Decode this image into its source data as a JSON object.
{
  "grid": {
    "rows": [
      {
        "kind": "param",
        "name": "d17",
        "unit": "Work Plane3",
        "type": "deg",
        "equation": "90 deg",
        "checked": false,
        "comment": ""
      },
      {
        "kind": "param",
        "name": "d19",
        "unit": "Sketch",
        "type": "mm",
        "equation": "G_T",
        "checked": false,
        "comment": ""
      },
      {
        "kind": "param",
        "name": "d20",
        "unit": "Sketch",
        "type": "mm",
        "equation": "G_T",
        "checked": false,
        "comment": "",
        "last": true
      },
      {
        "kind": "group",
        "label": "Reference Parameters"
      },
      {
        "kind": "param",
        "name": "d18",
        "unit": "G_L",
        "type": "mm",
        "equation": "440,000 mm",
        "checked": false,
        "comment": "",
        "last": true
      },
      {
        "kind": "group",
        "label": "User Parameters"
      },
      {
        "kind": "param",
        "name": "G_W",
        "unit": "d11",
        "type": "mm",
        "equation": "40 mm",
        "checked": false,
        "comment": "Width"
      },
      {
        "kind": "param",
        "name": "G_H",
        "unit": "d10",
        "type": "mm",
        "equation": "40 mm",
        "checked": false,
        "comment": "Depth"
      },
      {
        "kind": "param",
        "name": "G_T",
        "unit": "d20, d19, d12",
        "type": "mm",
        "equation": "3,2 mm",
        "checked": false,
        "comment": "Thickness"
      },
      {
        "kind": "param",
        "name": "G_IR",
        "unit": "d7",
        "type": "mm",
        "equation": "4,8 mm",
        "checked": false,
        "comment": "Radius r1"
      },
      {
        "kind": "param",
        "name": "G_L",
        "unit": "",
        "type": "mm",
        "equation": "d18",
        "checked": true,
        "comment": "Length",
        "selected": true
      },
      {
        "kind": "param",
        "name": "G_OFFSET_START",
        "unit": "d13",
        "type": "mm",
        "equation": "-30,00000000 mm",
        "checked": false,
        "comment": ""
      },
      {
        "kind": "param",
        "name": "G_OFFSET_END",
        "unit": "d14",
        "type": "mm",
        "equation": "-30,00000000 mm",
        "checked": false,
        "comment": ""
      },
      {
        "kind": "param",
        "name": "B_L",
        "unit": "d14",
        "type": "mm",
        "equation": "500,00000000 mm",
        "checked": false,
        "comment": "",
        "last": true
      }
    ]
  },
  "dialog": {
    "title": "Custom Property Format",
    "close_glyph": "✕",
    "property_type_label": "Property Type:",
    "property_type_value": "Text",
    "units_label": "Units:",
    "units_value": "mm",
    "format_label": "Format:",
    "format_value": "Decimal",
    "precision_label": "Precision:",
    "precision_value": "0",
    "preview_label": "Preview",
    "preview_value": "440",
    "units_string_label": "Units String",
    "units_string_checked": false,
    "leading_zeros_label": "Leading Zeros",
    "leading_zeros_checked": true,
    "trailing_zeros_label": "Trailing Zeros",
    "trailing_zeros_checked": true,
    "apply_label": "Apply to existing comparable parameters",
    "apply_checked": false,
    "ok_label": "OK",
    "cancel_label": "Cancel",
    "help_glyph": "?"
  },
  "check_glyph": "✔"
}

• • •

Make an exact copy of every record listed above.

Decode this image into its source data as a JSON object.
{
  "grid": {
    "rows": [
      {
        "kind": "param",
        "name": "d17",
        "unit": "Work Plane3",
        "type": "deg",
        "equation": "90 deg",
        "checked": false,
        "comment": ""
      },
      {
        "kind": "param",
        "name": "d19",
        "unit": "Sketch",
        "type": "mm",
        "equation": "G_T",
        "checked": false,
        "comment": ""
      },
      {
        "kind": "param",
        "name": "d20",
        "unit": "Sketch",
        "type": "mm",
        "equation": "G_T",
        "checked": false,
        "comment": "",
        "last": true
      },
      {
        "kind": "group",
        "label": "Reference Parameters"
      },
      {
        "kind": "param",
        "name": "d18",
        "unit": "G_L",
        "type": "mm",
        "equation": "440,000 mm",
        "checked": false,
        "comment": "",
        "last": true
      },
      {
        "kind": "group",
        "label": "User Parameters"
      },
      {
        "kind": "param",
        "name": "G_W",
        "unit": "d11",
        "type": "mm",
        "equation": "40 mm",
        "checked": false,
        "comment": "Width"
      },
      {
        "kind": "param",
        "name": "G_H",
        "unit": "d10",
        "type": "mm",
        "equation": "40 mm",
        "checked": false,
        "comment": "Depth"
      },
      {
        "kind": "param",
        "name": "G_T",
        "unit": "d20, d19, d12",
        "type": "mm",
        "equation": "3,2 mm",
        "checked": false,
        "comment": "Thickness"
      },
      {
        "kind": "param",
        "name": "G_IR",
        "unit": "d7",
        "type": "mm",
        "equation": "4,8 mm",
        "checked": false,
        "comment": "Radius r1"
      },
      {
        "kind": "param",
        "name": "G_L",
        "unit": "",
        "type": "mm",
        "equation": "d18",
        "checked": true,
        "comment": "Length",
        "selected": true
      },
      {
        "kind": "param",
        "name": "G_OFFSET_START",
        "unit": "d13",
        "type": "mm",
        "equation": "-30,00000000 mm",
        "checked": false,
        "comment": ""
      },
      {
        "kind": "param",
        "name": "G_OFFSET_END",
        "unit": "d14",
        "type": "mm",
        "equation": "-30,00000000 mm",
        "checked": false,
        "comment": ""
      },
      {
        "kind": "param",
        "name": "B_L",
        "unit": "d14",
        "type": "mm",
        "equation": "500,00000000 mm",
        "checked": false,
        "comment": "",
        "last": true
      }
    ]
  },
  "dialog": {
    "title": "Custom Property Format",
    "close_glyph": "✕",
    "property_type_label": "Property Type:",
    "property_type_value": "Text",
    "units_label": "Units:",
    "units_value": "mm",
    "format_label": "Format:",
    "format_value": "Decimal",
    "precision_label": "Precision:",
    "precision_value": "0",
    "preview_label": "Preview",
    "preview_value": "440",
    "units_string_label": "Units String",
    "units_string_checked": false,
    "leading_zeros_label": "Leading Zeros",
    "leading_zeros_checked": true,
    "trailing_zeros_label": "Trailing Zeros",
    "trailing_zeros_checked": true,
    "apply_label": "Apply to existing comparable parameters",
    "apply_checked": false,
    "ok_label": "OK",
    "cancel_label": "Cancel",
    "help_glyph": "?"
  },
  "check_glyph": "✔"
}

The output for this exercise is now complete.